#### Work task:
Look for the word "link" in the records, and copy each line where it appears.

#### Data extracts:
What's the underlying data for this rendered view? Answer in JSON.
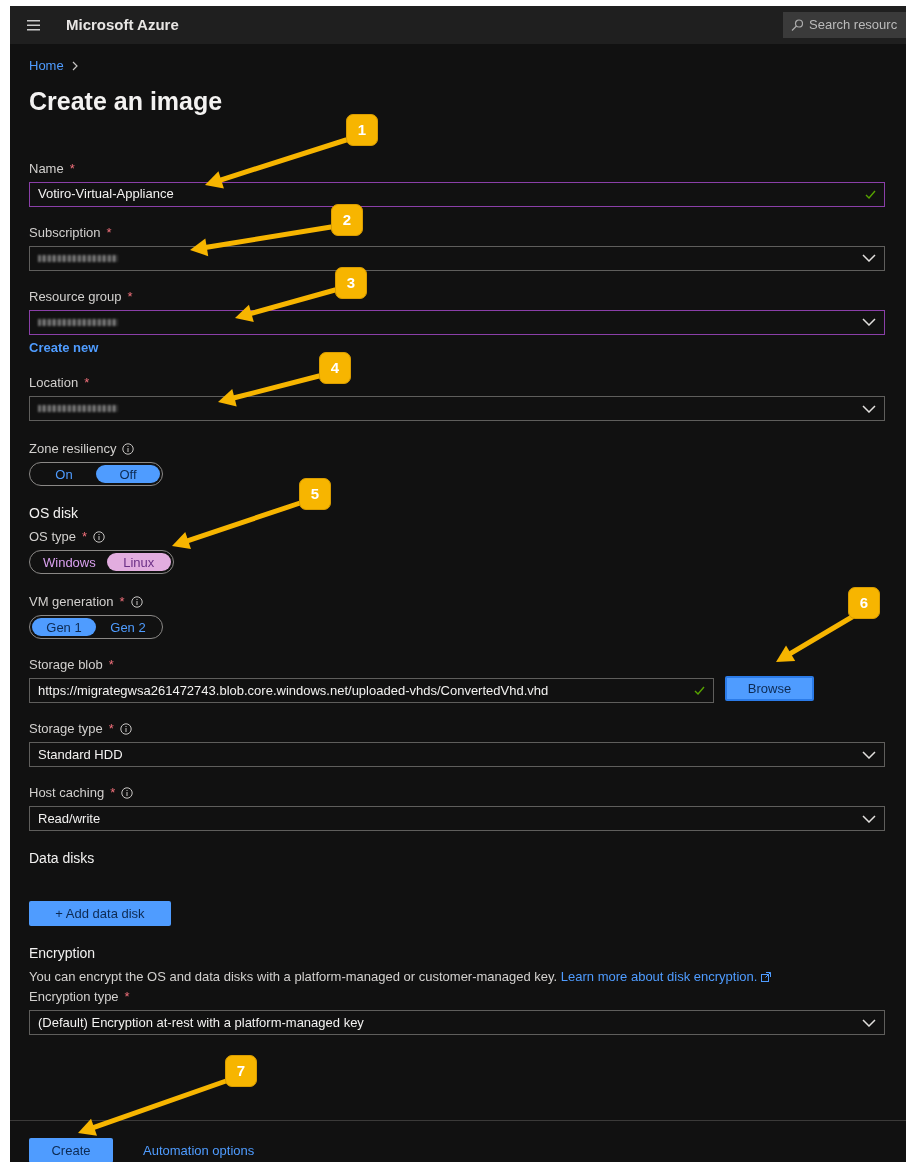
{
  "topbar": {
    "title": "Microsoft Azure",
    "search": {
      "placeholder": "Search resourc"
    }
  },
  "breadcrumb": [
    {
      "label": "Home"
    }
  ],
  "page_title": "Create an image",
  "fields": [
    {
      "kind": "text",
      "label": "Name",
      "required_mark": "*",
      "value": "Votiro-Virtual-Appliance",
      "valid": true,
      "focused": true
    },
    {
      "kind": "select",
      "label": "Subscription",
      "required_mark": "*",
      "redacted": true
    },
    {
      "kind": "select",
      "label": "Resource group",
      "required_mark": "*",
      "redacted": true,
      "focused": true,
      "link": "Create new"
    },
    {
      "kind": "select",
      "label": "Location",
      "required_mark": "*",
      "redacted": true
    },
    {
      "kind": "toggle",
      "label": "Zone resiliency",
      "info": true,
      "options": [
        {
          "label": "On",
          "selected": false
        },
        {
          "label": "Off",
          "selected": true
        }
      ]
    },
    {
      "kind": "heading",
      "label": "OS disk"
    },
    {
      "kind": "toggle",
      "label": "OS type",
      "required_mark": "*",
      "info": true,
      "focused": true,
      "options": [
        {
          "label": "Windows",
          "selected": false
        },
        {
          "label": "Linux",
          "selected": true
        }
      ]
    },
    {
      "kind": "toggle",
      "label": "VM generation",
      "required_mark": "*",
      "info": true,
      "options": [
        {
          "label": "Gen 1",
          "selected": true
        },
        {
          "label": "Gen 2",
          "selected": false
        }
      ]
    },
    {
      "kind": "text",
      "label": "Storage blob",
      "required_mark": "*",
      "value": "https://migrategwsa261472743.blob.core.windows.net/uploaded-vhds/ConvertedVhd.vhd",
      "valid": true,
      "button": "Browse"
    },
    {
      "kind": "select",
      "label": "Storage type",
      "required_mark": "*",
      "info": true,
      "value": "Standard HDD"
    },
    {
      "kind": "select",
      "label": "Host caching",
      "required_mark": "*",
      "info": true,
      "value": "Read/write"
    },
    {
      "kind": "heading",
      "label": "Data disks"
    },
    {
      "kind": "button",
      "label": "+ Add data disk"
    },
    {
      "kind": "heading",
      "label": "Encryption"
    },
    {
      "kind": "note",
      "text": "You can encrypt the OS and data disks with a platform-managed or customer-managed key.",
      "link": "Learn more about disk encryption."
    },
    {
      "kind": "select",
      "label": "Encryption type",
      "required_mark": "*",
      "value": "(Default) Encryption at-rest with a platform-managed key"
    }
  ],
  "footer": {
    "buttons": [
      {
        "label": "Create",
        "kind": "primary"
      },
      {
        "label": "Automation options",
        "kind": "link"
      }
    ]
  },
  "annotations": [
    {
      "label": "1"
    },
    {
      "label": "2"
    },
    {
      "label": "3"
    },
    {
      "label": "4"
    },
    {
      "label": "5"
    },
    {
      "label": "6"
    },
    {
      "label": "7"
    }
  ]
}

#### Result for this exercise:
      "link": "Create new"
      "link": "Learn more about disk encryption."
        "kind": "link"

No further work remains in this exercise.